Motion-robust and distortion-corrected diffusion-weighted imaging can be enabled by combining optimized motion compensated diffusion waveforms with multi-shot EPI acquisitions.


The authors would like to acknowledge research support from GE Healthcare


[1] Naganawa, S., Kawai, H., Fukatsu, H., Sakurai, Y., AOKI, I., MIURA, S., MIMURA, T., KANAZAWA, H. and ISHIGAKI, T., 2005. Diffusion-weighted imaging of the liver: technical challenges and prospects for the future. Magnetic Resonance in Medical Sciences, 4(4), pp.175-186.
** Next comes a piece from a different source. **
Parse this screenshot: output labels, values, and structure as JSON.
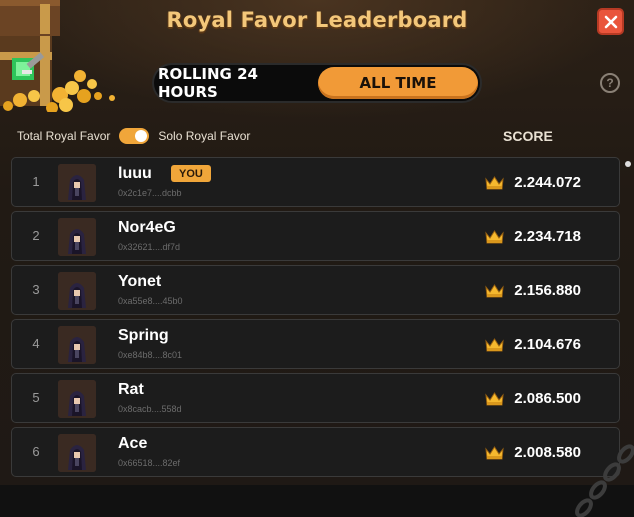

[2] Murphy, P., Wolfson, T., Gamst, A., Sirlin, C. and Bydder, M., 2013. Error model for reduction of cardiac and respiratory motion effects in quantitative liver DW‐MRI. Magnetic resonance in medicine, 70(5), pp.1460-1469.

[3] Kwee, T.C., Takahara, T., Niwa, T., Ivancevic, M.K., Herigault, G., Van Cauteren, M. and Luijten, P.R., 2009. Influence of cardiac motion on diffusion-weighted magnetic resonance imaging of the liver. Magnetic Resonance Materials in Physics, Biology and Medicine, 22(5), pp.319-325.

[4] Chen, N.K., Guidon, A., Chang, H.C. and Song, A.W., 2013. A robust multi-shot scan strategy for high-resolution diffusion weighted MRI enabled by multiplexed sensitivity-encoding (MUSE). Neuroimage, 72, pp.41-47.

[5] Zhang, Y., Holmes, J., Rabanillo, I., Guidon, A., Wells, S. and Hernando, D., 2018. Quantitative diffusion MRI using reduced field-of-view and multi-shot acquisition techniques: Validation in phantoms and prostate imaging. Magnetic resonance imaging, 51, pp.173-181.

[6] Aliotta, E., Wu, H.H. and Ennis, D.B., 2017. Convex optimized diffusion encoding (CODE) gradient waveforms for minimum echo time and bulk motion–compensated diffusion‐weighted MRI. Magnetic resonance in medicine, 77(2), pp.717-729.

[7] Peña-Nogales, Ó., Zhang, Y., Wang, X., Luis-Garcia, R., Aja-Fernández, S., H Holmes, J. and Hernando, D., 2018. Optimized Diffusion-Weighting Gradient Waveform Design (ODGD) formulation for motion compensation and concomitant gradient nulling. Magnetic resonance in medicine, early view.


Figure 1. MODI waveforms for motion compensated diffusion encoding. The solid line represents the encoding waveform for b=500s/mm2 and the dashed line is the waveform for b=100s/mm2.

Figure 2. Example images for a healthy volunteer comparing the conventional DWI and MODI waveforms with ssEPI and msEPI acquisitions. Motion-induced ADC bias can be seen in the left lobe (red arrows) from conventional DWI waveforms, which is corrected by MODI.

Figure 3. Example images of a healthy volunteer comparing the distortion artifact between ssEPI and msEPI acquisitions. Distortion artifact (red arrows) is visible especially in ssEPI acquisitions with conventional and MODI waveforms.

Proc. Intl. Soc. Mag. Reson. Med. 27 (2019)